Friday night I sat in the Delta Center with my son-in-law, who hails from Los Angeles, and watched a team that was supposed to be the dredges of the National Basketball Association beat up on the team that has had that term attached to them almost since they came into the league.
Despite the selfishness they displayed in Monday night's game against Boston at home, I think I have found a new set of athletic heroes. They are the new Utah Jazz.
Here are a bunch of young guys led by a veteran center who seldom has displayed his full talent for playing the game. The team is really international in flavor, which I believe lends itself well to Jerry Sloan's coaching style.
It was fun watching them beat the Clippers like they did, since in the last couple of years the old Stockton to Malone thing had not worked so well against this downtrodden, but significantly talented team. The best thing was that they did it with Sloan's trademark: defense.
Every time the ball would come into an interior player, these guys collapsed and most of the time, someone either got a hand on the ball or at least distracted the Clippers big guys as they went up for a shot.
I had watched the Jazz on television this year, but seeing them in person highlighted some things I hadn't noticed before.
The team members are playing well away from the ball, unlike the last couple of years, when everyone else stood around and watched the two super stars do their thing.
And I like the energy they have. Kirelenko has been a favorite of mine since the first day I saw him play, but more importantly he still looks at the game as a game and he has fun.
Harpring has finally come into his own, much in the way Hornacek did when he came here. I remember Hornacek when he played in Phoenix; he always did big damage to the Jazz, but seemed inconsistent against many other teams. When he came here he really blossomed. Same with Harpring.
I even like to see Ostertag play now. It used to be he came down court in about the time it took a tumbleweed to blow from Castle Dale to Price. But taking out one of his kidneys must have done something for him, because he sure seems to have improved.

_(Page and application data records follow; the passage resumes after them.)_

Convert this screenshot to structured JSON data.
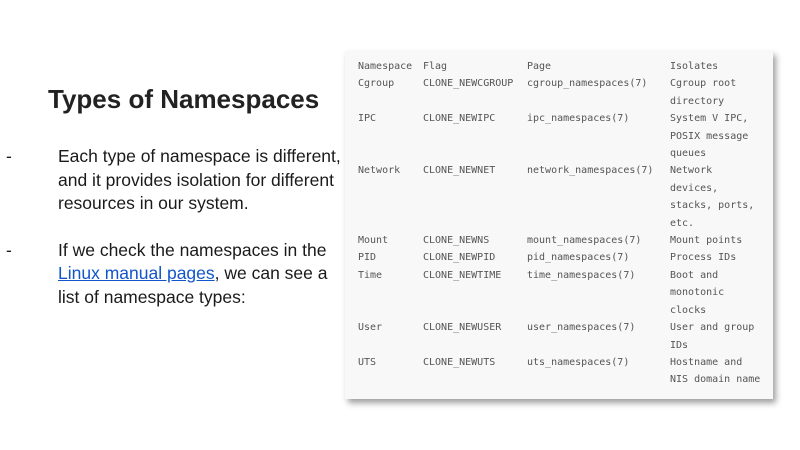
{
  "slide": {
    "title": "Types of Namespaces",
    "bullets": [
      {
        "marker": "-",
        "text": "Each type of namespace is different, and it provides isolation for different resources in our system."
      },
      {
        "marker": "-",
        "before": "If we check the namespaces in the ",
        "link": "Linux manual pages",
        "after": ", we can see a list of namespace types:"
      }
    ]
  },
  "namespace_table": {
    "headers": [
      "Namespace",
      "Flag",
      "Page",
      "Isolates"
    ],
    "rows": [
      [
        "Cgroup",
        "CLONE_NEWCGROUP",
        "cgroup_namespaces(7)",
        "Cgroup root directory"
      ],
      [
        "IPC",
        "CLONE_NEWIPC",
        "ipc_namespaces(7)",
        "System V IPC, POSIX message queues"
      ],
      [
        "Network",
        "CLONE_NEWNET",
        "network_namespaces(7)",
        "Network devices, stacks, ports, etc."
      ],
      [
        "Mount",
        "CLONE_NEWNS",
        "mount_namespaces(7)",
        "Mount points"
      ],
      [
        "PID",
        "CLONE_NEWPID",
        "pid_namespaces(7)",
        "Process IDs"
      ],
      [
        "Time",
        "CLONE_NEWTIME",
        "time_namespaces(7)",
        "Boot and monotonic clocks"
      ],
      [
        "User",
        "CLONE_NEWUSER",
        "user_namespaces(7)",
        "User and group IDs"
      ],
      [
        "UTS",
        "CLONE_NEWUTS",
        "uts_namespaces(7)",
        "Hostname and NIS domain name"
      ]
    ]
  },
  "colors": {
    "link": "#1155cc",
    "table_background": "#f8f8f8",
    "table_text": "#555555",
    "title": "#222222"
  }
}
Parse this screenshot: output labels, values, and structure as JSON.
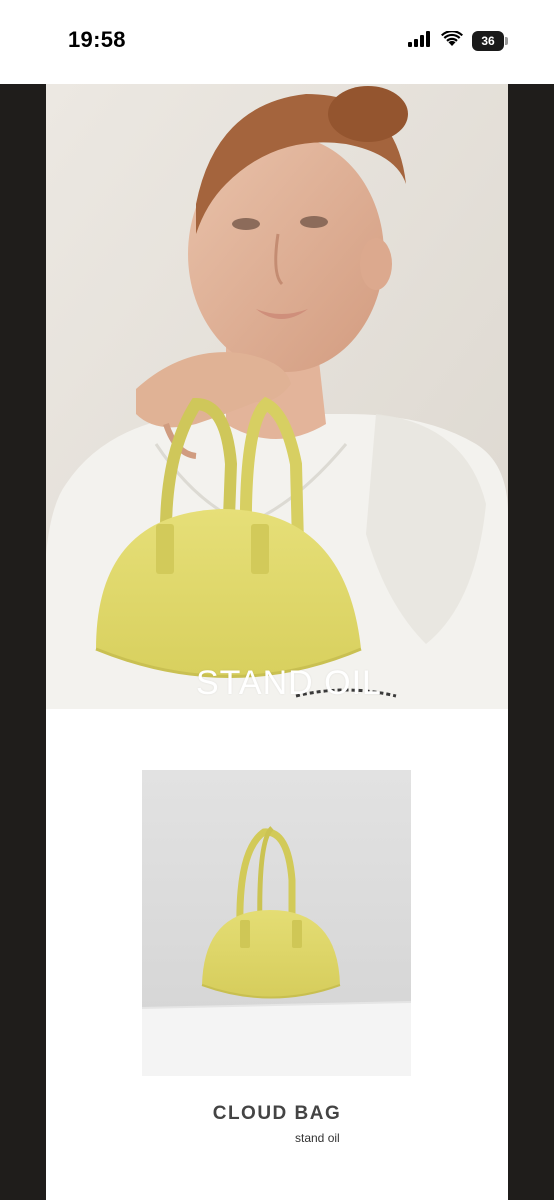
{
  "status_bar": {
    "time": "19:58",
    "battery": "36",
    "icons": [
      "signal-icon",
      "wifi-icon",
      "battery-icon"
    ]
  },
  "hero": {
    "brand": "STAND OIL"
  },
  "product": {
    "title": "CLOUD BAG",
    "subtitle": "stand oil"
  },
  "colors": {
    "bag": "#ded868",
    "frame": "#1f1d1b",
    "hero_background": "#e7e3dd",
    "product_background": "#dedede"
  }
}
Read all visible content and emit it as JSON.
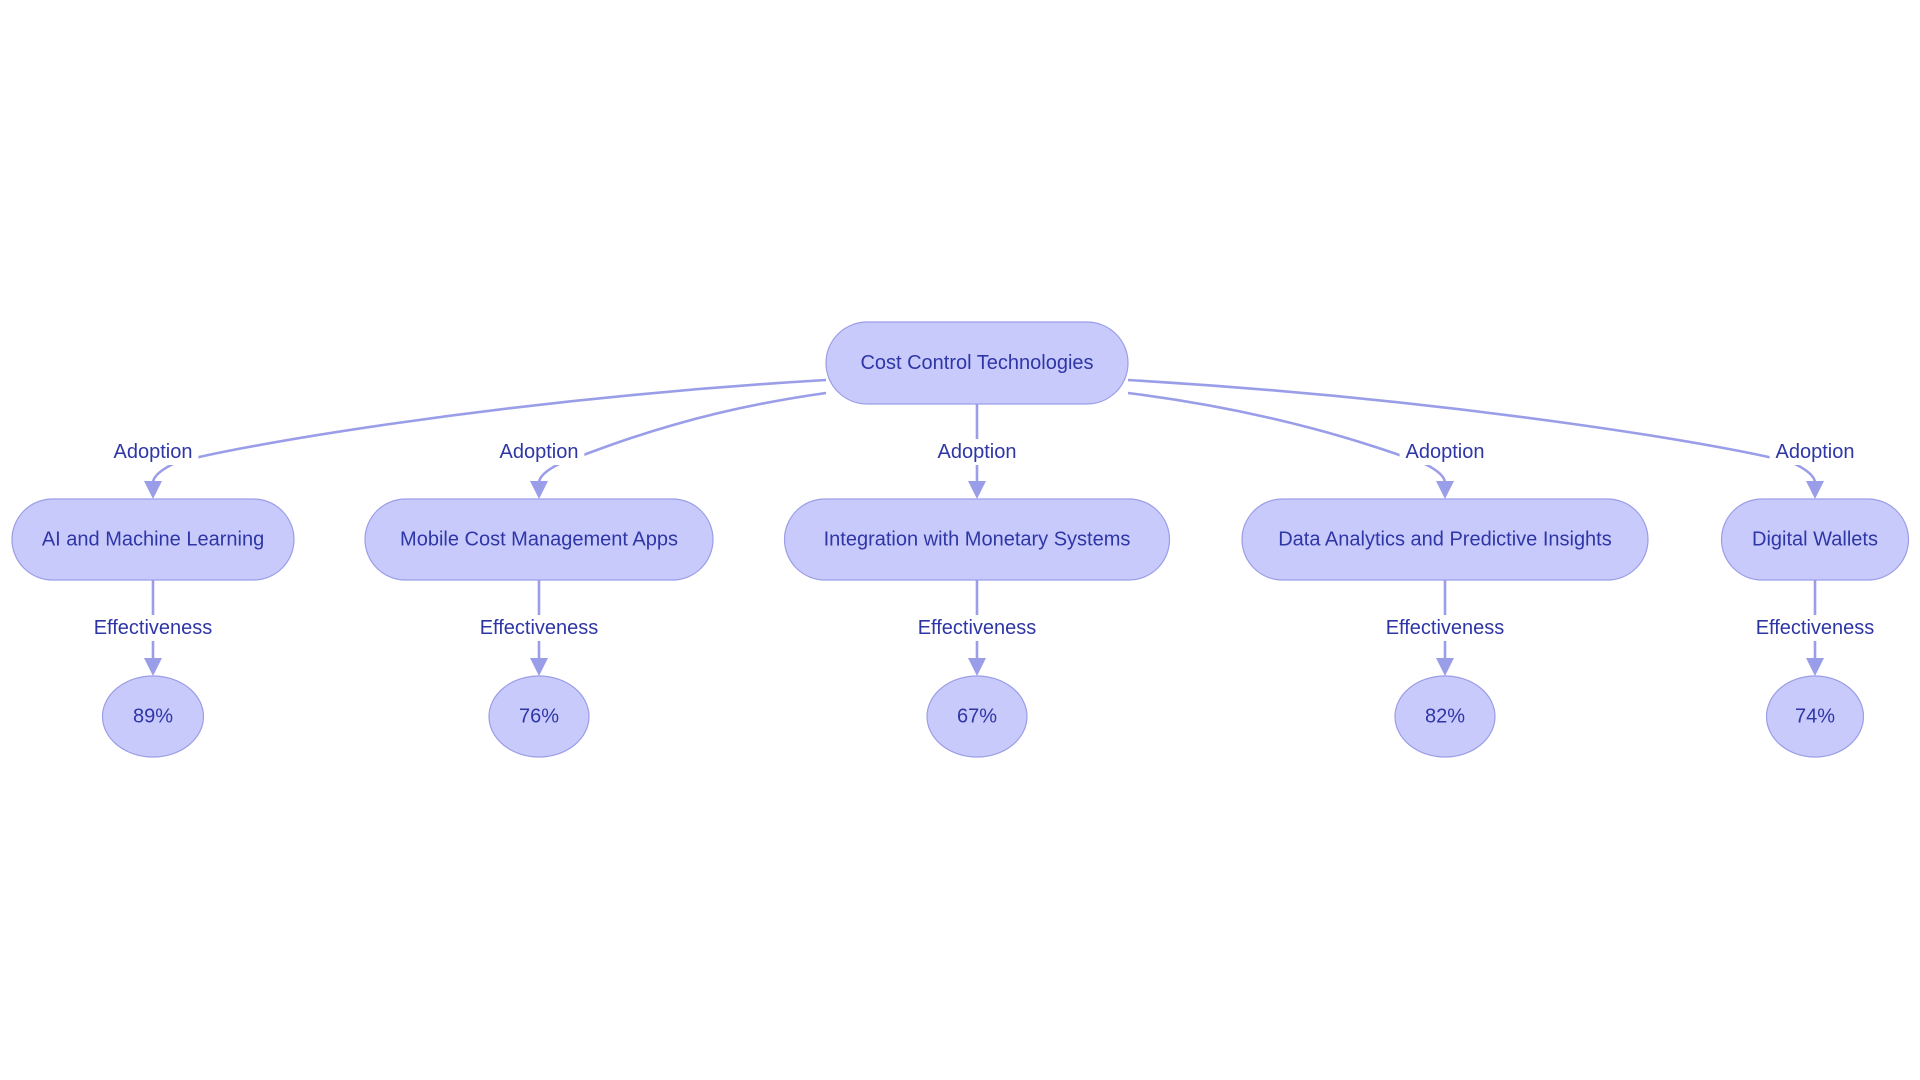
{
  "diagram": {
    "type": "flowchart-top-down",
    "root": {
      "id": "root",
      "label": "Cost Control Technologies"
    },
    "colors": {
      "node_fill": "#c9cafc",
      "node_border": "#9b9de6",
      "edge": "#9a9de8",
      "text": "#2e36a6",
      "background": "#ffffff"
    },
    "branches": [
      {
        "id": "ai",
        "label": "AI and Machine Learning",
        "edge_label": "Adoption",
        "metric_edge_label": "Effectiveness",
        "value": "89%"
      },
      {
        "id": "mobile",
        "label": "Mobile Cost Management Apps",
        "edge_label": "Adoption",
        "metric_edge_label": "Effectiveness",
        "value": "76%"
      },
      {
        "id": "integration",
        "label": "Integration with Monetary Systems",
        "edge_label": "Adoption",
        "metric_edge_label": "Effectiveness",
        "value": "67%"
      },
      {
        "id": "analytics",
        "label": "Data Analytics and Predictive Insights",
        "edge_label": "Adoption",
        "metric_edge_label": "Effectiveness",
        "value": "82%"
      },
      {
        "id": "wallets",
        "label": "Digital Wallets",
        "edge_label": "Adoption",
        "metric_edge_label": "Effectiveness",
        "value": "74%"
      }
    ]
  }
}
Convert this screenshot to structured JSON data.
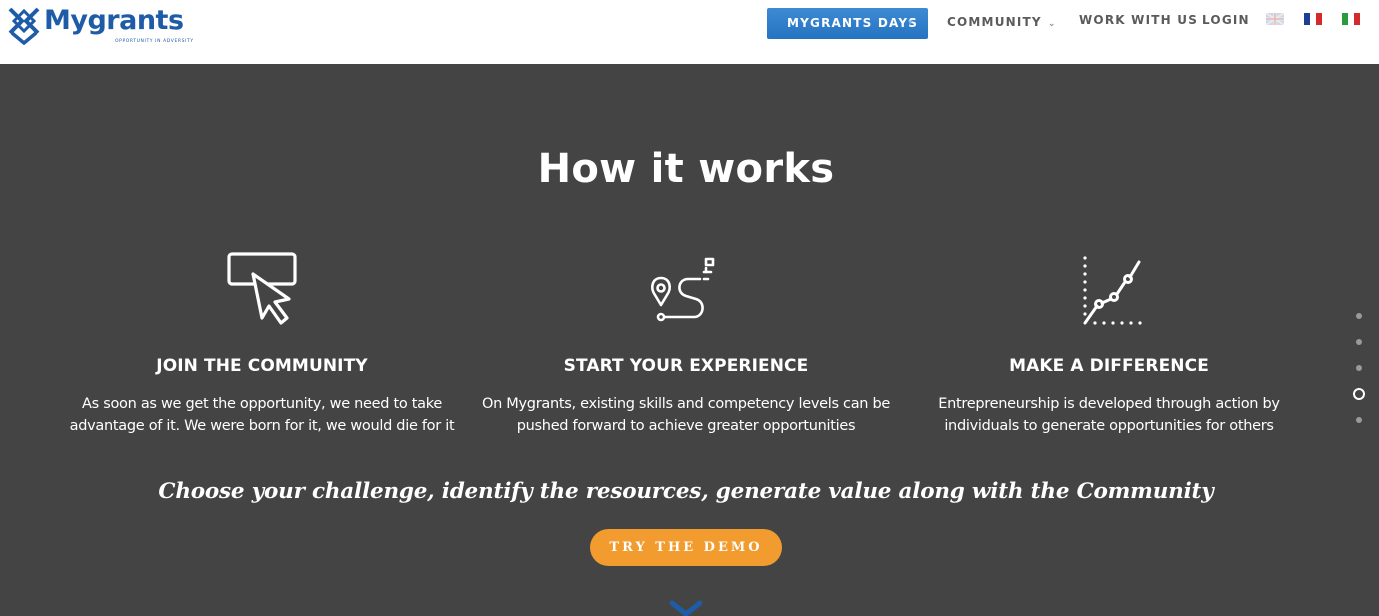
{
  "header": {
    "logo_text": "Mygrants",
    "logo_tagline": "OPPORTUNITY IN ADVERSITY",
    "nav": {
      "days_label": "MYGRANTS DAYS",
      "community_label": "COMMUNITY",
      "work_label": "WORK WITH US",
      "login_label": "LOGIN"
    },
    "languages": [
      "en-flag-icon",
      "fr-flag-icon",
      "it-flag-icon"
    ]
  },
  "section": {
    "title": "How it works",
    "features": [
      {
        "icon": "cursor-click-icon",
        "title": "JOIN THE COMMUNITY",
        "description": "As soon as we get the opportunity, we need to take advantage of it. We were born for it, we would die for it"
      },
      {
        "icon": "route-pin-icon",
        "title": "START YOUR EXPERIENCE",
        "description": "On Mygrants, existing skills and competency levels can be pushed forward to achieve greater opportunities"
      },
      {
        "icon": "growth-chart-icon",
        "title": "MAKE A DIFFERENCE",
        "description": "Entrepreneurship is developed through action by individuals to generate opportunities for others"
      }
    ],
    "tagline": "Choose your challenge, identify the resources, generate value along with the Community",
    "demo_button": "TRY THE DEMO"
  },
  "side_nav": {
    "count": 5,
    "active_index": 3
  },
  "colors": {
    "brand_blue": "#1f5ca8",
    "nav_button": "#2f80cc",
    "background": "#444444",
    "cta_orange": "#f29b2e"
  }
}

Or is it that he no longer has to stand in the shadow of a big whiner?
However, my favorite after Friday night's game was Raul Lopez. This guy can make three fake passes in a second. It's hard to comprehend on television all the things he does, particularly away from the ball. As for a penetrating point guard, he squeezes between the big men like hot fudge running down the side of a scoop of vanilla ice cream.
Along with Mo Williams (or as I call them "Mo and Lo") they did a great job. If you add the injured Carlos, they are some guard combination.
My son-in-law is a Lakers fan. After the game while I was driving him home, we argued whether the Jazz would be .500 or 1000 against the two LA teams over that weekend.
As it turned out he was right and I was wrong, but it wasn't by much.
As far as I am concerned, regardless of what their finishing record is, this is the best team the Jazz has had since the near championship years, half a decade ago.
If nothing else it is certainly refreshing to watch a team that tries to do the basics and follow what their coach says to do, instead of just playing one on one like so many NBA squads do these days.